More about my Grandma

My Grandma was my friend.  She lived with us from the time I was about 10 and I was with her as much as possible. She taught me to cook, to sew, to embroider. She tried her best to teach me the multiplication tables, but that was pretty hopeless.

Irbie Elizabeth Garner Callis – Grandma extraordinaire! She came to live with us after “Pa” died and life was always better with her there.  She was a teacher in an earlier life, vastly well-read, truly interested in politics and the government.  She was an artist, cook, clothing and hat designer, and gardener. 

Here is a photo of Grandma with her new husband on their honeymoon in the 20’s.

  Of her earlier life, I have bits and pieces.  Of the time I spent with her there is a wealth of stories and memorabilia. That’s what I can write about, because it is what makes me, me.

When she came to live with us, my grandfather, “Pa” had recently passed away.  Grandma Irbie had reached the conclusion that she couldn’t live in their big house alone.  My parents had built a large home in what was then the “country”. (Now a busy section with a shopping mall where the dairy farm used to be. Sigh!)  We added on a bedroom upstairs for her, and while it was being built she stayed in my bedroom and I moved to a smaller room that had been for storage.  It took the summer to build the upstairs addition, and when it was finished it was the biggest, nicest room anyone could want.  I got my old room back, but to tell the truth, I spent more time in hers than I ever did in mine!

Once she was settled in, Grandma Irbie started to make herself part of the family.  My dad’s mom, Grandma Bessie, live with us as well, part of the time.  They worked in the yard together, each with their gardens of heirloom flowers.  Bessie had roses and daffodils, Irbie, iris and peonies and more roses.  Grandma Irbie had brought her yard with her when she moved. Daddy had spent lots of weekends digging up her flowers and bulbs and moving them to our house.  She also had an old concrete trough that had been a watering trough for cows. He moved that to our backyard and made a goldfish pond of it. 

Grandma also became our chief cook! Mom worked and so it was nice to have Grandma to fix dinner.  She could cook anything!  She taught me how to cook, and my specialty was Christmas cookies!  (I tell people that when I got married, I could make cookies and watermelon pickle. Anything else my husband wanted I had to make a quick phone call home to ask how.)  We went fruit picking in the summer, peaches and strawberries, and she canned and preserved and pickled everything that was fresh.  Her fried chicken was unbeatable, and oh!, spoon bread and shortcakes and rolls, so light and fluffy. I’ve learned to make them since, but mine are never the same. Here’s a collage that I made of her cooking pickles. I call it “Comfort Food” because those are 2 of the main things I associate with my Grandma.  She taught me to be a foodie and comfort is what I take from knowing her.

collage by carroll sawyer

Advertisements

Influences from the past
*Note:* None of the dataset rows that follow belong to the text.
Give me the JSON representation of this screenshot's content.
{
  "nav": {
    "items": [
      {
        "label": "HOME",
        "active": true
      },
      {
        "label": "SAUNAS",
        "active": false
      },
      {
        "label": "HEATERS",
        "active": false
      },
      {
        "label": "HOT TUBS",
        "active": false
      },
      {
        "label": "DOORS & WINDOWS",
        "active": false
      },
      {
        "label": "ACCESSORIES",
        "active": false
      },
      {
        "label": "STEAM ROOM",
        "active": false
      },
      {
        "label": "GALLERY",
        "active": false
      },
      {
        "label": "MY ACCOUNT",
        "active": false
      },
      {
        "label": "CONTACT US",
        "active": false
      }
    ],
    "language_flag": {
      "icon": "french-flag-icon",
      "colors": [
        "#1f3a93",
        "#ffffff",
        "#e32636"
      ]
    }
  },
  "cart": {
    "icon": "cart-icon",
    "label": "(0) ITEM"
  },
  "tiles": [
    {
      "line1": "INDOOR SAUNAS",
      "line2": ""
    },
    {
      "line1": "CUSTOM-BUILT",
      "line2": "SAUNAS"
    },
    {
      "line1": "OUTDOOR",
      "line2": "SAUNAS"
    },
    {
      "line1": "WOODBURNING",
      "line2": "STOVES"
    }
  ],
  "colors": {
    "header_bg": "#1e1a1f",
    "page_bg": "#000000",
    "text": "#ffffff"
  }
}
My grandmother was a seamstress and hat designer from the 40’s on through the 70’s.  She never threw leftover fabric or trims away. So when she passed away I inherited not only her love of sewing and design, but also stacks and bags and boxes of fabric pieces, hat decorations and paper patterns from almost every era of the 20th century.  I just kept them for years as a memory of her, making this and that. Then I got a scanner for Christmas!  I discovered that I could scan the pieces and print them out for art projects. THEN, I discovered digital scrapping and realized I could use the fabric and embellishments in a whole new way. Grandma would be amazed!

There are so many pieces and I could never use them all myself. So occasionally I’m going to post an image here.  If you can use it, please do. ****Just remember, the fabric pieces are old, I don’t know who made the fabric or the designs, so please only use them for your personal stuff!!****

This piece was a dress that Grandma used to wear.  She made it and used the scraps in one of her many quilts.